/---
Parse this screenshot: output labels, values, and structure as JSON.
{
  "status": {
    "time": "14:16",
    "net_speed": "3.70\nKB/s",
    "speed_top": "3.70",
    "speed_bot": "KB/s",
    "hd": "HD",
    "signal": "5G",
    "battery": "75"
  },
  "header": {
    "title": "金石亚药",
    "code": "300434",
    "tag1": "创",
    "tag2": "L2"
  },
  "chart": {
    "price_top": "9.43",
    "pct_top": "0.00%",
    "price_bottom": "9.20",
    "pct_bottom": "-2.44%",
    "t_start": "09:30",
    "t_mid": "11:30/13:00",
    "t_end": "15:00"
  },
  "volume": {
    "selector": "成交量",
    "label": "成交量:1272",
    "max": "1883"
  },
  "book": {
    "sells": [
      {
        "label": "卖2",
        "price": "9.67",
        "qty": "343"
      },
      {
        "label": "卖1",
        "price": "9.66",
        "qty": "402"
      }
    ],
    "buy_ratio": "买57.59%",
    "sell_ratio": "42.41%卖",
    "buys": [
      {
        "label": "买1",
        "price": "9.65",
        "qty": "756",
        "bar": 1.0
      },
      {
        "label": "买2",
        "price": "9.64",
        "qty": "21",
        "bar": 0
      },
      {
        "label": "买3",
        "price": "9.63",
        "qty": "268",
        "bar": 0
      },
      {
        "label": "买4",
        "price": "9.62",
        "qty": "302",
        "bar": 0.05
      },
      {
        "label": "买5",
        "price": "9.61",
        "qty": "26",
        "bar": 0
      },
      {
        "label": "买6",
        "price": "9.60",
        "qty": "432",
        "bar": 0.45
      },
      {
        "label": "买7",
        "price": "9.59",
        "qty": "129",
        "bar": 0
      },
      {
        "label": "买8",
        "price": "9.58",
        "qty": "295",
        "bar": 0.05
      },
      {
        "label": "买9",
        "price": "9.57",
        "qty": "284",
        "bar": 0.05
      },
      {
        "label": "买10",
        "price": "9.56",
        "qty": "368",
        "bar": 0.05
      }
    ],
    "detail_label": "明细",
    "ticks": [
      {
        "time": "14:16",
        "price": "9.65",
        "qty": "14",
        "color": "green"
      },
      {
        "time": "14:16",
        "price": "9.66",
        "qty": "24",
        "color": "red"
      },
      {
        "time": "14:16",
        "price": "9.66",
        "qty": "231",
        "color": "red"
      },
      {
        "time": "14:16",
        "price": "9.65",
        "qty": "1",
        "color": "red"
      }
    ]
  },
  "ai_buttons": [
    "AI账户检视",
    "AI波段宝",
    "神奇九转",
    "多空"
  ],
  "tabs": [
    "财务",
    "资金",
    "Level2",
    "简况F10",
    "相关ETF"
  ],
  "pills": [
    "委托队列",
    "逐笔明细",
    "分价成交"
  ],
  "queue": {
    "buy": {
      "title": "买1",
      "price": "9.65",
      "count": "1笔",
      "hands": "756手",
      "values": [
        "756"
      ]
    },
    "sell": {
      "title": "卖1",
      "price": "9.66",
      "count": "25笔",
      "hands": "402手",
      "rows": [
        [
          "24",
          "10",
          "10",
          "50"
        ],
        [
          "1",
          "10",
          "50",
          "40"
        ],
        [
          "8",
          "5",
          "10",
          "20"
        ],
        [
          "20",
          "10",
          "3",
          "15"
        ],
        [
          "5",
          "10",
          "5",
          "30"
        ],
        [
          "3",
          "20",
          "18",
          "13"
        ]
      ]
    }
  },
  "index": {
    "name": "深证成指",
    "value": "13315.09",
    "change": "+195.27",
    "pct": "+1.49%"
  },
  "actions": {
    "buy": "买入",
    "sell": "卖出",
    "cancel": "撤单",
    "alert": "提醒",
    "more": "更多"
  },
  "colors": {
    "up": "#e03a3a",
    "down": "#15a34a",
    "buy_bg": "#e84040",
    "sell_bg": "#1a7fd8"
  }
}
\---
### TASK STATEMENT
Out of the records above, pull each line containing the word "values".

### SOLUTION TO THIS TASK
Parse this screenshot: output labels, values, and structure as JSON.
      "values": [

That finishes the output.